The premise of machine gun marketing is when a business haphazardly spends money on marketing activities with the idea that any marketing activity will hit a bullseye and bring in money. There didn’t appear to be much thought around why the activity would bring more revenue.
There are some questions businesses should ask themselves when they are considering where to put their marketing dollars when building a solid strategy.
Question 1 – What is the entire process involved with each activity?
When you are approached by a business development manager who wants you to invest in their service, be sure to ask them exactly what is involved.
For example, you’ve just bought a space in an industry magazine and you’ll feature in the next edition. Besides the cost of the advertising space, what other associated costs are included? Do you need to provide the advertisement itself? That means images, copy and graphic design to put it all together in a way that looks good and is the right file size for the publication.
So now we have the cost to either use a photographer or buy a stock image. As well you also need to consider what to say and how to say it? What’s your pitch?
Do you have all the suppliers you need to create this advertisement? Where would you start looking?
Now it’s not just the cost of the space for the advertisement, it’s the photographer or stock shot, copywriter and graphic designer. Often there are more costs associated with the activity you’ve just bought.
Question 2 – What are the anticipated financial returns for you invested marketing dollar?
Can the supplier of the marketing or advertising service tell you on average what sort of business return their clients receive? Every business operates differently and has different expectations. For example a large corporation may anticipate a 2%-4% take up for a direct marketing campaign which is acceptable because their large number of clients means the return on investment is high.
This kind of take up for a smaller business may not be feasible. It is important to ask some questions around average returns businesses may gain from participating in a particular marketing activity.
Question 3 – When should I do a marketing activity?
Businesses often have an annual cycle. There are peaks and troughs throughout the year so when is a good time to do marketing activities? During the peak times you may want to maximise the opportunity by placing an ad or making an offer but conversely some activities may really help the troughs in your calendar year to make it more bearable.
It’s a good idea to create a 12 month calendar and plot in when you would complete marketing activities. This means you can set your budget and have finances ready to go and it helps with anticipating cash flow.
Question 4 – If I’m doing a new activity should I go all out or maybe sample it first?
A lot of large organisations will run a test campaign to iron out any teething problems with a new marketing activity. I remember one organisation I worked for referred to the recipient of a direct marketing campaign by their first name and the take up was poor as a result.
Using the feedback from the call centre they realised this problem and rectified it. The take up changed from 6 new clients per week to over 200 per week as soon as small changes were made to how the customer was spoken to.
Testing the market with a new activity will show whether or not it’s something worthwhile continuing with, axing it or making some slight alterations.

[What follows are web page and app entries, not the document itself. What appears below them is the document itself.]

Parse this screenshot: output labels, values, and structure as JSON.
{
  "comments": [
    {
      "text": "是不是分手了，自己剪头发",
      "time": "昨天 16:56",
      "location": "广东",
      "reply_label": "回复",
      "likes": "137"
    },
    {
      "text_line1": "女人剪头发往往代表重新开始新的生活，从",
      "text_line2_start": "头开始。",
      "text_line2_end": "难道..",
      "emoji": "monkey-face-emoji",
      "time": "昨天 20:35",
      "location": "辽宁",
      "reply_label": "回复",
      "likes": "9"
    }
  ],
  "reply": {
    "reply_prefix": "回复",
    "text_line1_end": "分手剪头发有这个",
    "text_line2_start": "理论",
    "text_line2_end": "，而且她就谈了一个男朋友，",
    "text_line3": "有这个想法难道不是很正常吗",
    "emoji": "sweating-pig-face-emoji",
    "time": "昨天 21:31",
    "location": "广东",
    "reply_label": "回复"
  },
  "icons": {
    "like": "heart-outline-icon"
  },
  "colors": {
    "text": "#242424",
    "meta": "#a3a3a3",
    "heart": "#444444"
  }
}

A well thought out marketing strategy can save businesses a lot of money and pain. Throwing marketing dollars in a “machine gun” approach generally means a lot of money is spent unnecessarily into activities that produce little or no financial results.
Think through the whole process and look at the year ahead. It’s a great way to set budgets and set up expectations.
You’ll find your results compared to what you planned will probably be close.
To discuss how we can help you plan and market better, contact us to book your FREE consultation.